The Employee Retirement Income Security Act (ERISA) does not preempt the Illinois slayer statute, and that statute bars even those found not guilty by reason of insanity from recovering from the deceased, the 7th U.S. Circuit Court of Appeals ruled, affirming a lower court decision. Anka V. Miscevic murdered her husband Zeljko, who was a participant in the Laborers’ Pension Fund. The fund asked a court to determine the proper beneficiary of Zeljko’s pension benefits.
A federal judge has found that Northrop Grumman was not a fiduciary with respect to acts specified in an excessive fee suit regarding its 401(k) plan. U.S. District Court Judge Andre Birotte Jr. of the U.S. District Court for the Central District of California noted that the document governing Northrop Grumman’s 401(k) plan designates two committees—an “Administrative Committee” and an “Investment Committee”—which, along with their members, are administrators and named fiduciaries of the plan.

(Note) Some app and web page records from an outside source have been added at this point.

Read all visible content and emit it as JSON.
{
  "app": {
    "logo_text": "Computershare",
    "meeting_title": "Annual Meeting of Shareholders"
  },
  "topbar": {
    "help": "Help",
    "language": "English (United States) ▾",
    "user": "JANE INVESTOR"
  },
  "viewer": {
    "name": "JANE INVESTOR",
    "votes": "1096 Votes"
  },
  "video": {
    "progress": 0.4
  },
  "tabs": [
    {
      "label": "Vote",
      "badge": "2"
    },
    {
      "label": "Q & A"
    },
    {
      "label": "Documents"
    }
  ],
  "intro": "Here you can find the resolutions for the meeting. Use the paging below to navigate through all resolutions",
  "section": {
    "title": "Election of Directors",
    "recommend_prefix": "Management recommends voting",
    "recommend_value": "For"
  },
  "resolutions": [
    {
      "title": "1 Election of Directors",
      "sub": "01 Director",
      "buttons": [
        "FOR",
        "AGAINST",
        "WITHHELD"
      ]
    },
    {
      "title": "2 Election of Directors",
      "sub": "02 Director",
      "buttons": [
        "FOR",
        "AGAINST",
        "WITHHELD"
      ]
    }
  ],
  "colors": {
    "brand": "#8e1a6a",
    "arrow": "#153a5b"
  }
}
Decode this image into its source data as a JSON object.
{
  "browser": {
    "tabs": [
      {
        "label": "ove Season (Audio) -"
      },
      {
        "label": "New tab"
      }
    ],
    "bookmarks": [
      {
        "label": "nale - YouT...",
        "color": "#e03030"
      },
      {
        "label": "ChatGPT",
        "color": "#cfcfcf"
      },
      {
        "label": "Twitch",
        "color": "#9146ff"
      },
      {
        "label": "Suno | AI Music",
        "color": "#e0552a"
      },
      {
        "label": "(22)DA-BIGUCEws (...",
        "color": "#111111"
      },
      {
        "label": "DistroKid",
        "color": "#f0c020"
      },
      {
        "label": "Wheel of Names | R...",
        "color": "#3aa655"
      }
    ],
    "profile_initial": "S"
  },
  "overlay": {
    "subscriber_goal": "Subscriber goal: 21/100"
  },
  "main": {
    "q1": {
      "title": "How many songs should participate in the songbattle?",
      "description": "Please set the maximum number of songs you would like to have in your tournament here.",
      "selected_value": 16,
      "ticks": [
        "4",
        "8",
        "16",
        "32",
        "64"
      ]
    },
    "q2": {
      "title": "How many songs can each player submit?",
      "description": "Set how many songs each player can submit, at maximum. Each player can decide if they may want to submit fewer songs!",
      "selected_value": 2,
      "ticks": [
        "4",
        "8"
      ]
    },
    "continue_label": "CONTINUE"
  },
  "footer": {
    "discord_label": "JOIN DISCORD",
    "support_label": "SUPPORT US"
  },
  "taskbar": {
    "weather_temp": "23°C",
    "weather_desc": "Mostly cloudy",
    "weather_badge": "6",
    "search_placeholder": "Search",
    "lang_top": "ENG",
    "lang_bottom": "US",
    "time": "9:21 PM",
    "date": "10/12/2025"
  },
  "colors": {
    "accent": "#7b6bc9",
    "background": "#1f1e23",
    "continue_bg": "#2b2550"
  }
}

Americans’ report monthly paychecks have increased by an average of $130.76 in February due to the new 2018 tax plan changes, according to LendEDU’s newest survey. The survey of 1,000 Americans found 35.7% of respondents are going to use the money to pay down debt faster, 12.8% are going to use the money to save more for retirement, and 3.5% are going to use the money to invest in the stock market.
Muck Rack makes it simple to find people, tweets, or articles that mention any name, keyword, company, hashtag etc. We've compiled this guide to help you make the most of your search.
Selecting a term
Start searching tweets, articles from media outlets, articles mentioned in tweets, journalists'
names, titles and bios with some suggested searches:
Companies or Topics (e.g. iPhone, Microsoft)
Phrases (e.g. "cloud computing") — use quotes to keep the terms together
Twitter handles (e.g. @username) — returns those who have mentioned or replied to
Names (e.g. "David Pogue")
Hashtags (e.g. #sxsw, #london2012)
Bio details (e.g. vegan, Olympics, father)
Muck Rack's Advanced Search allows for many boolean operators.
Find results that mention multiple specified terms, use AND or
+. For example, ensure each result contains both Elon Musk and Mark Zuckerberg by
searching Musk AND Zuckerberg or Musk + Zuckerberg.
Use the operators OR or , to broaden your search when you'd like either of
multiple terms to appear in results. (This is the default behavior of our search when no operators
are used). For example, results will contain either cake or cookie by searching cake OR cookie or cake,cookie
Use NOT or - to subtract results from your search. For
example, searching Disney will yield results about the Walt Disney Company as well as Walt Disney
World Resort. To exclude mentions of Disney World, search for Disney -World or Disney
When using one of these operators with a phrase, enclose it in quotation marks. For example, you can
find results about smartphones excluding Apple's iPhone 4S by searching smartphone -"iPhone
Exact case matching or punctuation
If you're searching for a brand name or keyword that relies on specific punctuation marks or capitalization, you can
find results that match your exact query by adding matchcase: before the keyword you're searching for, like matchcase:E*TRADE .
Use parentheses to separate multiple
boolean phrases. For example, to find journalists talking about having fun in Disney World or
Disneyland, search for ("disney world" OR disneyland) AND fun.
An asterisk can be used to search for any variation of a root word truncated by the asterisk. For example, searching for admin* will return results for administrator, administration, administer, administered, etc.
A near operator is an AND operator where you can control the distance between the words. You can vary the distance the near operation uses by adding a forward slash and number (between 0-99) such as strawberries NEAR/10 "whipped cream", which means the strawberries must exist within 10 words of "whipped cream".